### TO DO
The lines below that include "icon" are to be found and copied.
** EXTRACTED RECORDS follows **
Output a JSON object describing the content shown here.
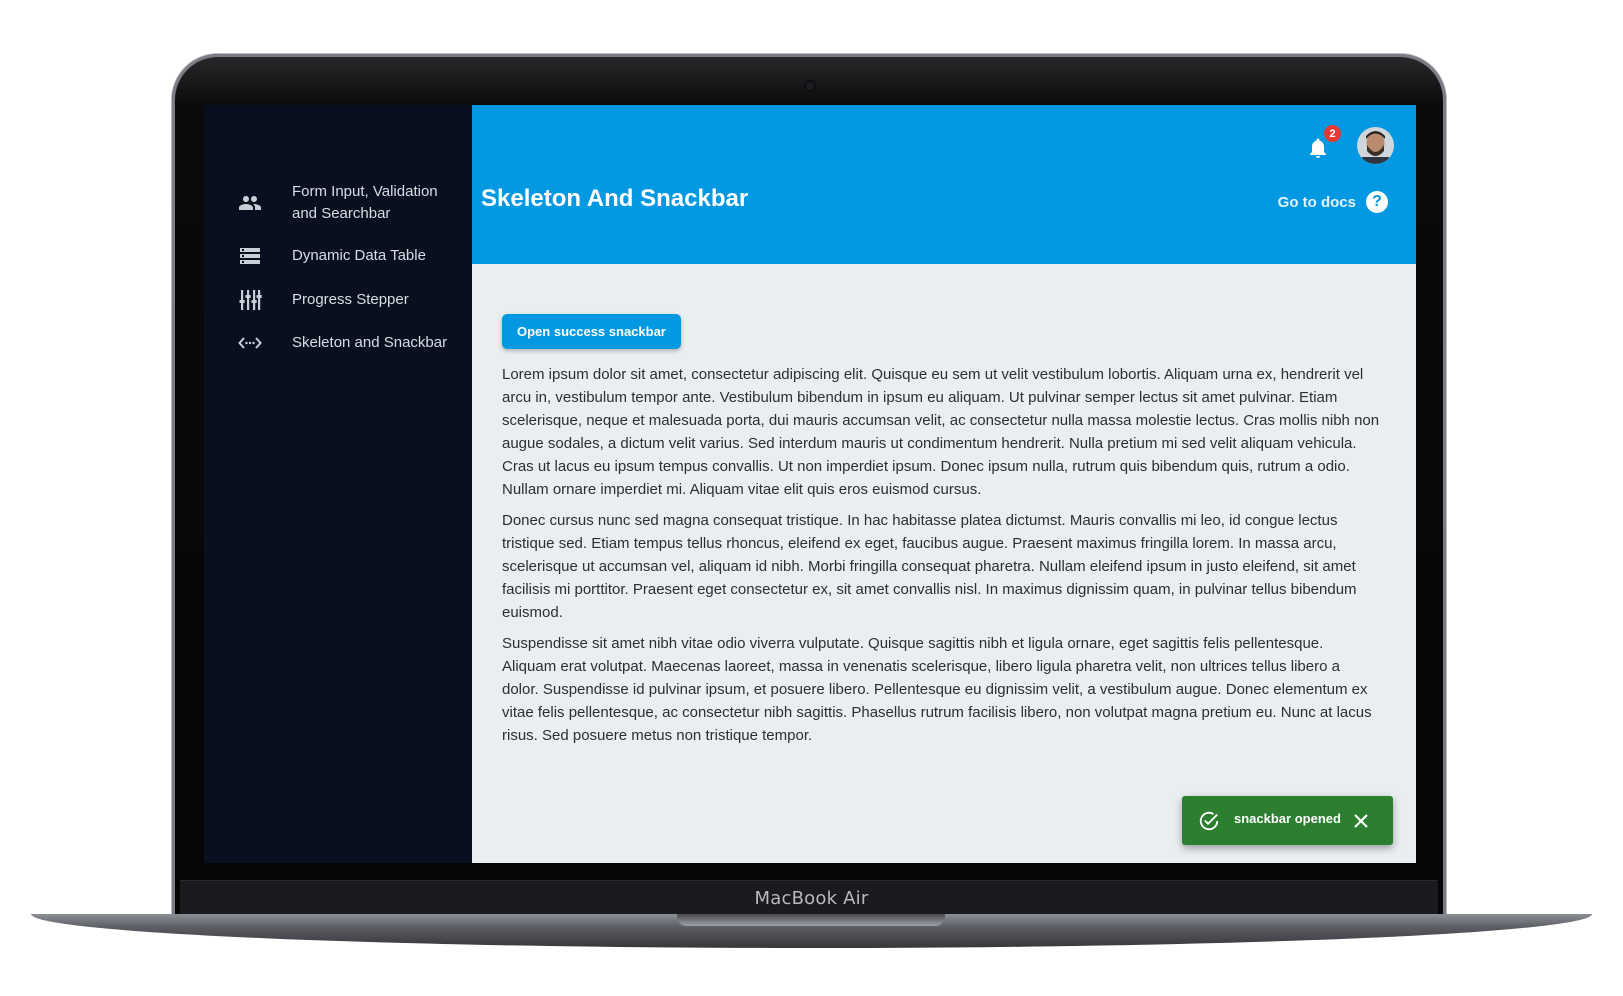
{
  "device": {
    "brand": "MacBook Air"
  },
  "sidebar": {
    "items": [
      {
        "label": "Form Input, Validation and Searchbar",
        "icon": "people-icon"
      },
      {
        "label": "Dynamic Data Table",
        "icon": "storage-icon"
      },
      {
        "label": "Progress Stepper",
        "icon": "tune-icon"
      },
      {
        "label": "Skeleton and Snackbar",
        "icon": "code-icon"
      }
    ]
  },
  "header": {
    "title": "Skeleton And Snackbar",
    "docs_label": "Go to docs",
    "help_glyph": "?",
    "notification_count": "2",
    "accent": "#0398e2"
  },
  "main": {
    "button_label": "Open success snackbar",
    "paragraphs": [
      "Lorem ipsum dolor sit amet, consectetur adipiscing elit. Quisque eu sem ut velit vestibulum lobortis. Aliquam urna ex, hendrerit vel arcu in, vestibulum tempor ante. Vestibulum bibendum in ipsum eu aliquam. Ut pulvinar semper lectus sit amet pulvinar. Etiam scelerisque, neque et malesuada porta, dui mauris accumsan velit, ac consectetur nulla massa molestie lectus. Cras mollis nibh non augue sodales, a dictum velit varius. Sed interdum mauris ut condimentum hendrerit. Nulla pretium mi sed velit aliquam vehicula. Cras ut lacus eu ipsum tempus convallis. Ut non imperdiet ipsum. Donec ipsum nulla, rutrum quis bibendum quis, rutrum a odio. Nullam ornare imperdiet mi. Aliquam vitae elit quis eros euismod cursus.",
      "Donec cursus nunc sed magna consequat tristique. In hac habitasse platea dictumst. Mauris convallis mi leo, id congue lectus tristique sed. Etiam tempus tellus rhoncus, eleifend ex eget, faucibus augue. Praesent maximus fringilla lorem. In massa arcu, scelerisque ut accumsan vel, aliquam id nibh. Morbi fringilla consequat pharetra. Nullam eleifend ipsum in justo eleifend, sit amet facilisis mi porttitor. Praesent eget consectetur ex, sit amet convallis nisl. In maximus dignissim quam, in pulvinar tellus bibendum euismod.",
      "Suspendisse sit amet nibh vitae odio viverra vulputate. Quisque sagittis nibh et ligula ornare, eget sagittis felis pellentesque. Aliquam erat volutpat. Maecenas laoreet, massa in venenatis scelerisque, libero ligula pharetra velit, non ultrices tellus libero a dolor. Suspendisse id pulvinar ipsum, et posuere libero. Pellentesque eu dignissim velit, a vestibulum augue. Donec elementum ex vitae felis pellentesque, ac consectetur nibh sagittis. Phasellus rutrum facilisis libero, non volutpat magna pretium eu. Nunc at lacus risus. Sed posuere metus non tristique tempor."
    ]
  },
  "snackbar": {
    "message": "snackbar opened",
    "color": "#2b7f2f"
  }
}
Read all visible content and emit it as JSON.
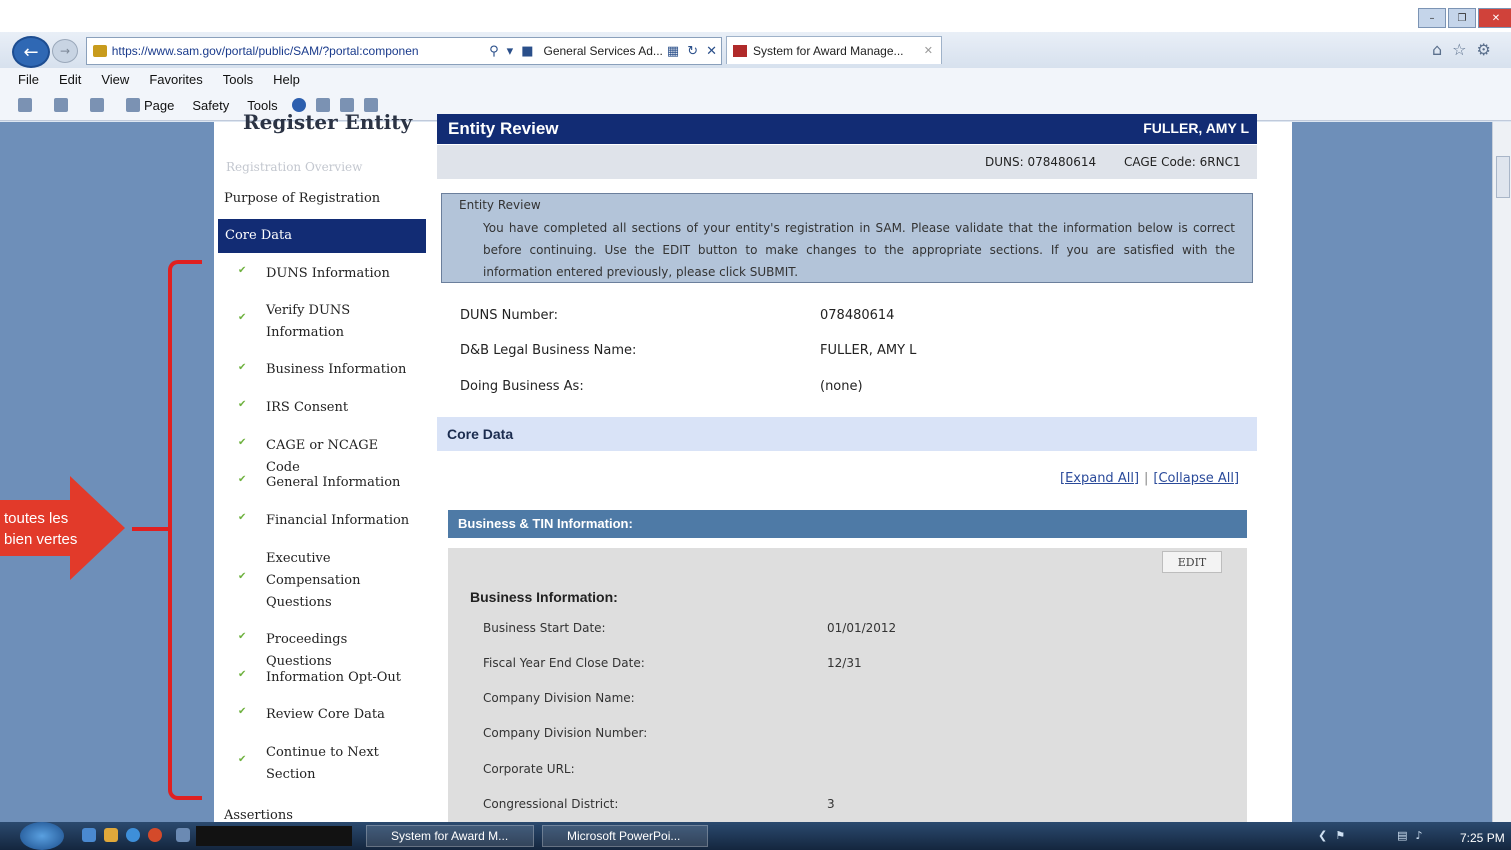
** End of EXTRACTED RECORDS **
### TASK SOLUTION
        "icon": "people-icon"
        "icon": "storage-icon"
        "icon": "tune-icon"
        "icon": "code-icon"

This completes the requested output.